━━━━━ ENTRIES SHOWN ━━━━━

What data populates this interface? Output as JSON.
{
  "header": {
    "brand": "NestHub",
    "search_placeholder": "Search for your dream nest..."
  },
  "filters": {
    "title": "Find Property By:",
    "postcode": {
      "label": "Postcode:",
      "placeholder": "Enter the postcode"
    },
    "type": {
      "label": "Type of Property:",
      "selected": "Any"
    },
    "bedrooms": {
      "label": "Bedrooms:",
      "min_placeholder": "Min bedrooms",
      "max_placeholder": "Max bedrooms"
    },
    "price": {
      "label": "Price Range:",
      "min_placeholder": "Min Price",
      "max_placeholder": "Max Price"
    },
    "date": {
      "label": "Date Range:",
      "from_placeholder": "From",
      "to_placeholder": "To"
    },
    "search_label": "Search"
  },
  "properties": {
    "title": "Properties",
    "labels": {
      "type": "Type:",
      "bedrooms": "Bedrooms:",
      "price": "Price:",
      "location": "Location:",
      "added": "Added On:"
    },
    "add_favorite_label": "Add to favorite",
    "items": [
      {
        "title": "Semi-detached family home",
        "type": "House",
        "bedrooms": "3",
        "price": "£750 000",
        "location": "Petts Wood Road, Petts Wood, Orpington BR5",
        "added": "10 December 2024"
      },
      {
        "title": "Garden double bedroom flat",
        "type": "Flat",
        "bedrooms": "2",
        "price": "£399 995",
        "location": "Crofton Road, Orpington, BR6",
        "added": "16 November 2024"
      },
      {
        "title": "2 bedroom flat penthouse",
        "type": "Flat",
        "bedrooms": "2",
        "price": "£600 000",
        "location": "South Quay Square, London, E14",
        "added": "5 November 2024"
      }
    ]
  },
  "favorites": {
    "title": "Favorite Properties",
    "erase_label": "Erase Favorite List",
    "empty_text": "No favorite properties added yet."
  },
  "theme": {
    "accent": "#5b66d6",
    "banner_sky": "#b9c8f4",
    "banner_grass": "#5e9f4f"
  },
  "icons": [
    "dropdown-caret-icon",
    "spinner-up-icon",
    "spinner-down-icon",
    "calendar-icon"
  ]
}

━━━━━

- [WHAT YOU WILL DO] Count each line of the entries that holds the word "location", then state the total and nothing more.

- [WRITTEN RESPONSE] 4